Campbelltown and the surrounding bushland is home to about 300 koalas who are believed to be one of the only chlamydia-free populations in Australia.
The community-based initiative encourages people to take actions that support living in harmony with our local koala population and will also see a number of Council programs fall under the Koalatown banner.
Part of the initiative encourages people, particularly those living near bushland, to take meaningful actions on their own properties and when driving on local roads.
Mayor George Brticevic said Campbelltown residents had always shown a passion and commitment to protecting local wildlife.
“Campbelltown has always been a place where koalas have lived and flourished and we want to ensure that it remains so in the future,” Cr Brticevic said.
“Many amazing people have researched and studied our local koalas over many years to provide us with the in-depth knowledge that we have today,” he said.
“It is important that as a community, we work together to protect our precious koala colony.
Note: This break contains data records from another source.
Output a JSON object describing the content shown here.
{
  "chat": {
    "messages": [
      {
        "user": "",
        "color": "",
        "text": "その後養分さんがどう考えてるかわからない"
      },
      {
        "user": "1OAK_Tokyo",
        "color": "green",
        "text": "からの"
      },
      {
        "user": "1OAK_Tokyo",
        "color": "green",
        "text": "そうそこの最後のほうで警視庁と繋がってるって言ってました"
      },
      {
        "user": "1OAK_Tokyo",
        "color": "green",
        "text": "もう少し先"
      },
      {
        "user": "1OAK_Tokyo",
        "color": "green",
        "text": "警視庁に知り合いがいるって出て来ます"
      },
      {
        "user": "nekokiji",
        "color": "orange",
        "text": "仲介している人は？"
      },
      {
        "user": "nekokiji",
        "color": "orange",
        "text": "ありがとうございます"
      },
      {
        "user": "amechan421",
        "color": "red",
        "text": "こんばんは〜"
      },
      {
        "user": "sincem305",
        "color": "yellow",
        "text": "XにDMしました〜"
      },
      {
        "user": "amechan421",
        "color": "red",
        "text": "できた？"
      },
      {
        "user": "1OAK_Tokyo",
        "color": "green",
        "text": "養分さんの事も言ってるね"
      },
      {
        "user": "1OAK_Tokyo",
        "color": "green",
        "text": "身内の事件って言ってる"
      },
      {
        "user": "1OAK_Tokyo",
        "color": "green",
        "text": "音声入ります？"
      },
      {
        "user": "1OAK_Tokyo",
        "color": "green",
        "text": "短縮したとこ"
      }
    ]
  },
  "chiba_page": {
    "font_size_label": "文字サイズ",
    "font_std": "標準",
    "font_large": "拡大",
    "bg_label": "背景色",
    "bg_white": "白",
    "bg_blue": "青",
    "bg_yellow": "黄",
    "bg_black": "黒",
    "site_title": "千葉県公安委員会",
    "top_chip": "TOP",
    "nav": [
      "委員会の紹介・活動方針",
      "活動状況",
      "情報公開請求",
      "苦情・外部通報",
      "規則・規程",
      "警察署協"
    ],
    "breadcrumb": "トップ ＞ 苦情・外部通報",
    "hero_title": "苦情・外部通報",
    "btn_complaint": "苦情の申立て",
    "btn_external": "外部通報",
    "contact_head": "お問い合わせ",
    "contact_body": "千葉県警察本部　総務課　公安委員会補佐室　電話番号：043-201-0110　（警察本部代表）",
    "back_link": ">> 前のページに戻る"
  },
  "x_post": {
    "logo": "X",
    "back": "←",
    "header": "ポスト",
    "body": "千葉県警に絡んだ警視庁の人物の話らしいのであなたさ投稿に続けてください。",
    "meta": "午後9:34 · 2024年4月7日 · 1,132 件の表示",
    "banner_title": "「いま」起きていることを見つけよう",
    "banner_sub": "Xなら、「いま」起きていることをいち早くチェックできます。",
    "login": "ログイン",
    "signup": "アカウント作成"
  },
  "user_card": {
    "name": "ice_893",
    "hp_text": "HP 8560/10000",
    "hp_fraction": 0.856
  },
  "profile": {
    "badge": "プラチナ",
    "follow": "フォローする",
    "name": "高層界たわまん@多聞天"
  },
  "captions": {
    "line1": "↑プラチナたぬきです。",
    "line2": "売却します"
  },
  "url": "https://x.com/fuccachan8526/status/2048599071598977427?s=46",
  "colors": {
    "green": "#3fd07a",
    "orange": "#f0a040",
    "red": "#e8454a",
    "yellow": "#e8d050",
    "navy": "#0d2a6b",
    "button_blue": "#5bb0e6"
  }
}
We know that across our townships are some of the most significant urban koala corridors in the state and we are investing resources to ensure their ongoing conservation and protection,”
To launch Koalatown, Council is offering residents free packs containing items like a Koalatown dog lead to encourage responsible pet ownership in areas where koalas travel or live.
“Koalatown is about building community awareness about the simple actions that we as residents can take to help us live harmoniously alongside koalas and other wildlife,” Cr Brticevic said.
“The nomadic nature of koalas means that they often share our backyards and our roads as they travel between and across the habitat corridors within our urban areas,” he said.
“More than 70 percent of koalas presented to the veterinarians have been attacked by dogs or struck by a vehicle.
“We want people to think about how simple changes in behaviour, such as driving carefully on the roads or keeping your dog on a lead near bushlands, can help keep our koalas safe.”
Over the coming months Council will be holding a number of Koalatown-themed events and programs.
These include posting informative content on Council’s social media channels to raise awareness about the work of carers and rescue organisations in the region and what residents can do to make their home and suburb a safe place for koalas to move through.